The Christchurch earthquakes of 2010-11 caused a mighty upheaval, but CPIT Jazz sourced alternative lecture rooms and undamaged performance and rehearsal spaces while the central building was undergoing repairs.
Thirty years strong in 2021, Ara Music Arts is well-oiled, and the Jazz Diploma has developed into a fully university-accredited degree as Bachelor of Music Arts. The music industry and wider community are richer for the musicians, vocalists, recording artists and engineers generated; the graduates who recycle into the jazz school as tutors; the schoolteachers, the local performers and the artists who take our music out onto the world stage.
Neill Pickard retired in 2003 as Head of Jazz within CPIT’s Faculty of Humanities but continued lecturing stages I and II Jazz History in the BMA degree course, his “Rags to Swing” jazz-history course for Stage I University of Canterbury students, and night classes in jazz history and appreciation. Until retirement in 2018 he was still teaching French, ESOL and core music at Burnside High School.

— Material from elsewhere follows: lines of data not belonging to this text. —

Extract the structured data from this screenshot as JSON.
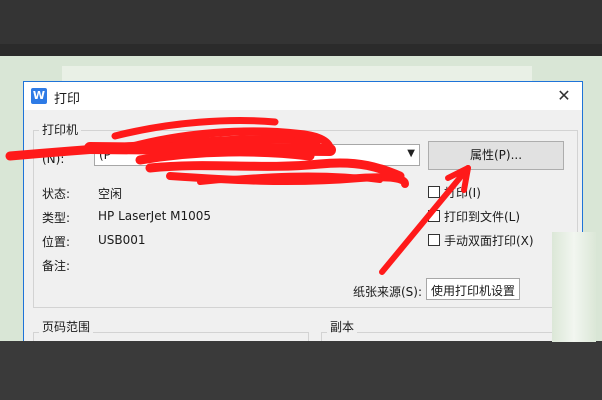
{
  "dialog": {
    "title": "打印",
    "app_icon_letter": "W",
    "close_symbol": "✕"
  },
  "printer_group": {
    "label": "打印机",
    "name_label_partial": "(N):",
    "name_value_partial": "(P",
    "properties_button": "属性(P)...",
    "status_label": "状态:",
    "status_value": "空闲",
    "type_label": "类型:",
    "type_value": "HP LaserJet M1005",
    "location_label": "位置:",
    "location_value": "USB001",
    "comment_label": "备注:",
    "comment_value": ""
  },
  "options": {
    "print_to_file_partial": "打印(I)",
    "print_to_file": "打印到文件(L)",
    "manual_duplex": "手动双面打印(X)"
  },
  "paper_source": {
    "label": "纸张来源(S):",
    "value": "使用打印机设置"
  },
  "page_range_group": {
    "label": "页码范围"
  },
  "copies_group": {
    "label": "副本"
  },
  "colors": {
    "accent": "#1e73d8",
    "annotation": "#ff1a1a"
  }
}
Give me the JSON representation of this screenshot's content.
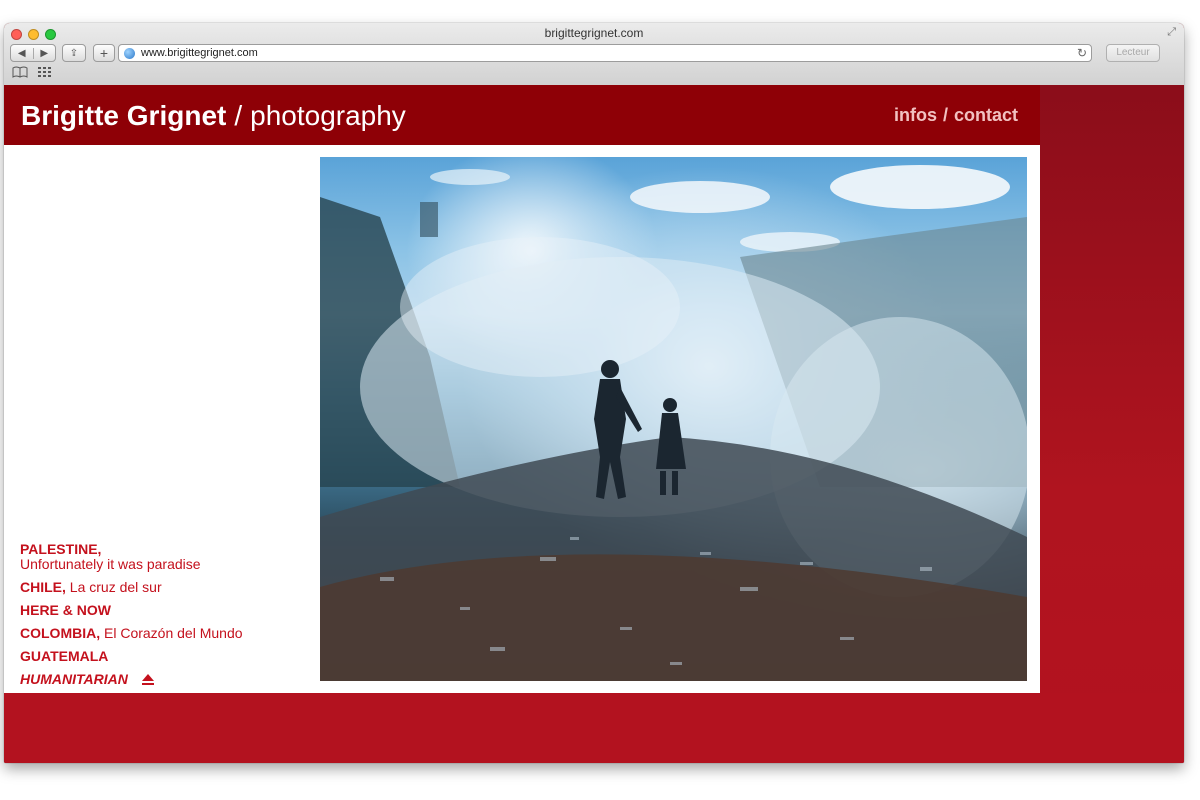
{
  "window": {
    "title": "brigittegrignet.com",
    "url": "www.brigittegrignet.com",
    "reader_label": "Lecteur",
    "colors": {
      "traffic_red": "#ff5f57",
      "traffic_yellow": "#febc2e",
      "traffic_green": "#28c840"
    },
    "icons": {
      "back": "back-arrow-icon",
      "forward": "forward-arrow-icon",
      "share": "share-icon",
      "add": "plus-icon",
      "reload": "reload-icon",
      "bookmarks": "book-icon",
      "top_sites": "grid-icon",
      "fullscreen": "fullscreen-icon"
    }
  },
  "site": {
    "brand_name": "Brigitte Grignet",
    "brand_separator": "/",
    "brand_sub": "photography",
    "nav": {
      "infos": "infos",
      "separator": "/",
      "contact": "contact"
    },
    "colors": {
      "header": "#8e0006",
      "accent": "#c4111d",
      "band": "#b3121f"
    }
  },
  "series": [
    {
      "country": "PALESTINE,",
      "subtitle": "Unfortunately it was paradise"
    },
    {
      "country": "CHILE,",
      "subtitle": "La cruz del sur"
    },
    {
      "country": "HERE & NOW",
      "subtitle": ""
    },
    {
      "country": "COLOMBIA,",
      "subtitle": "El Corazón del Mundo"
    },
    {
      "country": "GUATEMALA",
      "subtitle": ""
    },
    {
      "country": "HUMANITARIAN",
      "subtitle": "",
      "active": true
    }
  ]
}
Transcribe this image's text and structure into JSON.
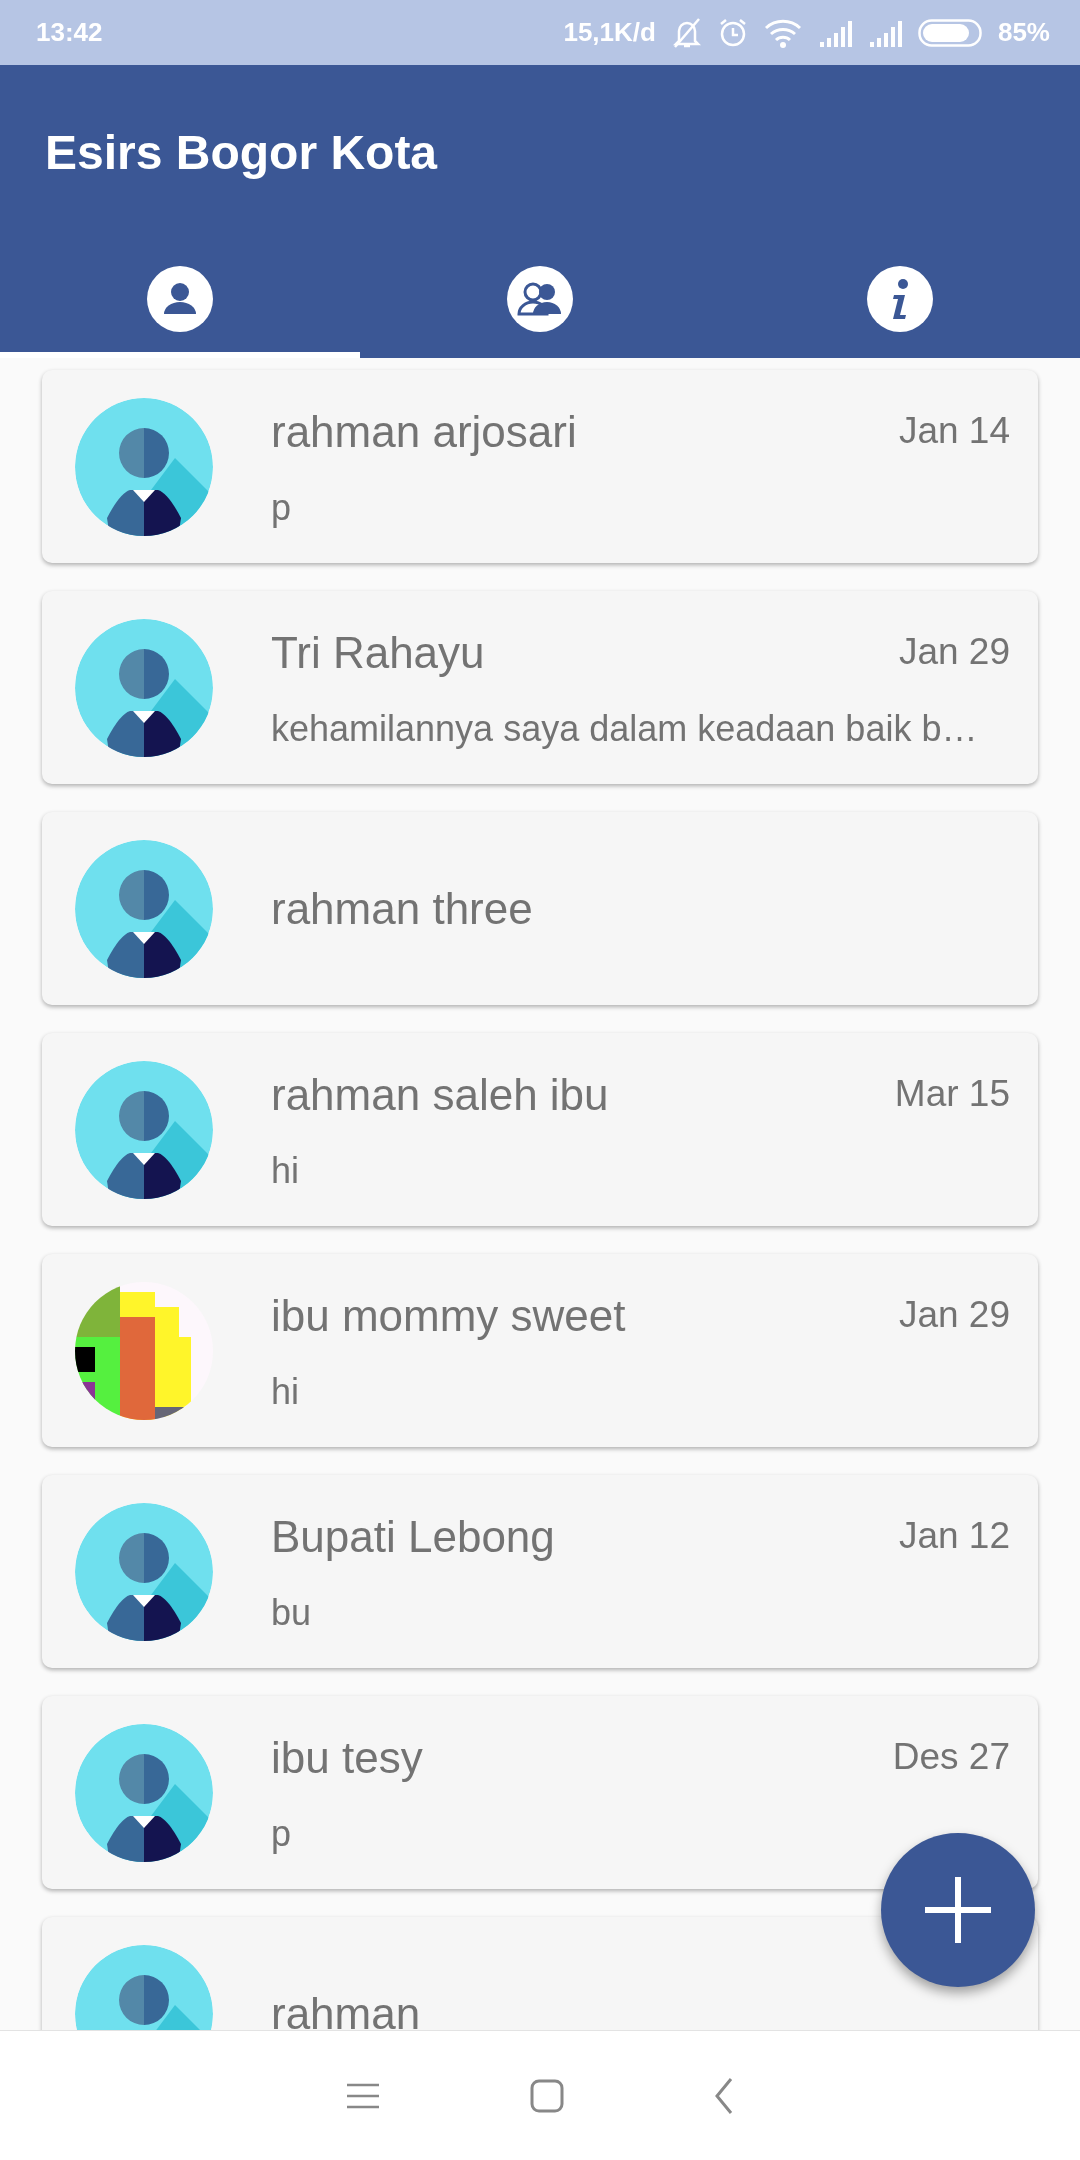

His influence, musical knowledge and foundation role in the jazz school’s creation are far-reaching. In 2017, several of those whom the school has fostered since 1991 – and who have gone on to serious music careers – feted Neill at the school’s 25th Anniversary Gala Concert in the Isaac Theatre Royal with a jazz-funk song in his honour.
Written by Gerard Masters and viewable on YouTube and Facebook, “Nothin's Too Hard For Neill Pickard” features Gerard on piano and vocals, Gwyn Reynolds on saxophone, Cam Pearce on trumpet, Scott Taitoko on trombone, Darren Pickering on keyboards, Andy Genge on guitar, Brett Hirst on bass, and Dan Kennedy on drums.
Regarded with fondness and admiration by those who have the pleasure to know him, Neill Pickard QSM, Lecturer Emeritus, can be rightfully proud of his contribution to New Zealand music as his legacy in action.